Home Sweet Home

On Thursday, I am flying to Chicago. That is where I grew up. And this weekend, I will help my parents pack up my boyhood home.

Two weeks ago, they found a house in my brother’s neighborhood, put an offer in and it was accepted. In just four weeks, they will pack up 31 years worth of stuff and move it an hour away.

I loved my town. To say it was your typical John Hughes neighborhood would be an understatement. It is John Hughes’s neighborhood. (Well, it was back when I lived in it.) He grew up and lived in our town when I was boy. We both have since moved to opposite coasts, but our roots are there; in memories and film.
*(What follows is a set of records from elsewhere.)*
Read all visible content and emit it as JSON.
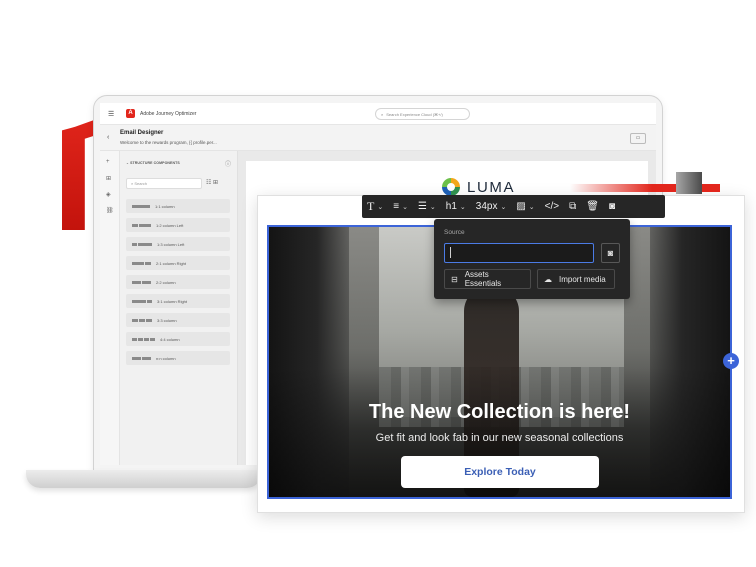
{
  "app": {
    "title": "Adobe Journey Optimizer",
    "search_placeholder": "Search Experience Cloud (⌘+/)",
    "logo_letter": "A",
    "brand_color": "#e2261c"
  },
  "designer": {
    "title": "Email Designer",
    "subtitle": "Welcome to the rewards program, {{ profile.per...",
    "preview_icon": "desktop-icon"
  },
  "panel": {
    "header": "STRUCTURE COMPONENTS",
    "search_placeholder": "Search",
    "components": [
      {
        "label": "1:1 column",
        "bars": [
          1
        ]
      },
      {
        "label": "1:2 column Left",
        "bars": [
          1,
          2
        ]
      },
      {
        "label": "1:3 column Left",
        "bars": [
          1,
          3
        ]
      },
      {
        "label": "2:1 column Right",
        "bars": [
          2,
          1
        ]
      },
      {
        "label": "2:2 column",
        "bars": [
          1,
          1
        ]
      },
      {
        "label": "3:1 column Right",
        "bars": [
          3,
          1
        ]
      },
      {
        "label": "3:3 column",
        "bars": [
          1,
          1,
          1
        ]
      },
      {
        "label": "4:4 column",
        "bars": [
          1,
          1,
          1,
          1
        ]
      },
      {
        "label": "n:n column",
        "bars": [
          1,
          1
        ]
      }
    ]
  },
  "email": {
    "brand": "LUMA",
    "headline": "The New Collection is here!",
    "subline": "Get fit and look fab in our new seasonal collections",
    "cta": "Explore Today",
    "selection_color": "#3c64d8"
  },
  "toolbar": {
    "heading": "h1",
    "font_size": "34px"
  },
  "source_popover": {
    "label": "Source",
    "value": "",
    "assets_button": "Assets Essentials",
    "import_button": "Import media"
  }
}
ferrisNorthbrook, IL 60062. Commonly referred to as Shermer or Shermerville in his movies. Where Ferris Bueller had his name painted on a water tower. Where a brain, an athlete, a basket case, a criminal, and a princess all spent the day together. Where couple who were having their first child bought food at the grocery store I used to work at. And where a girl spent her birthday with Long Duk Dong.

My hometown.

I’m not a very sentimental person if you can believe it. Clutter drives me crazy, so I have a tendency not to stay attached to things and discard them quickly. Memories and photos are the basic minimum I usually require. It’s a weird dichotomy to be emotional with my writings, but not so much about things.

For all intents and purposes, I won’t be coming back to Northbrook after this weekend. There is no reason since I don’t know anyone here any longer. It hit me that I’ll be saying good-bye.

This house–my house–was the common thread of my existence. I celebrated achievements and losses in this house. My relatives who’ve passed on, all took part in holidays here. Pets came and went. I graduated 8th grade, high school and college from this location. And we were a family in this house.

Sadly, my son has never seen where I grew up. Since our situation took a while to be accepted, combined with the horrifying thought of flying on a plane with a youngster, we always believed there would be another time. Sometimes it’s best not to wait, huh?

True, the house no longer is the same it was back then. It accommodates two aging baby boomers instead of young children. The back yard is pristine and void of swing sets and sandboxes. But I can close my eyes and see the laughter and tears. That was the only time I shared a bedroom with someone other than my partner.

I entered that house a little boy and left a grown man.

We play many roles in our houses…or should I say our parent’s houses, whether we’re 8 or 39. From 1975 – 2006, I played them all: a brain, an athlete, a basket case, a criminal, and yeah let’s face it, even a princess … “in the simplest terms and the most convenient definitions.”

The end of an era in a way. During the midst of the packing, I’ll stay in my old room. For the last time, I’ll look out into the backyard where I looked for years… and I’ll say goodbye.

You were a good house.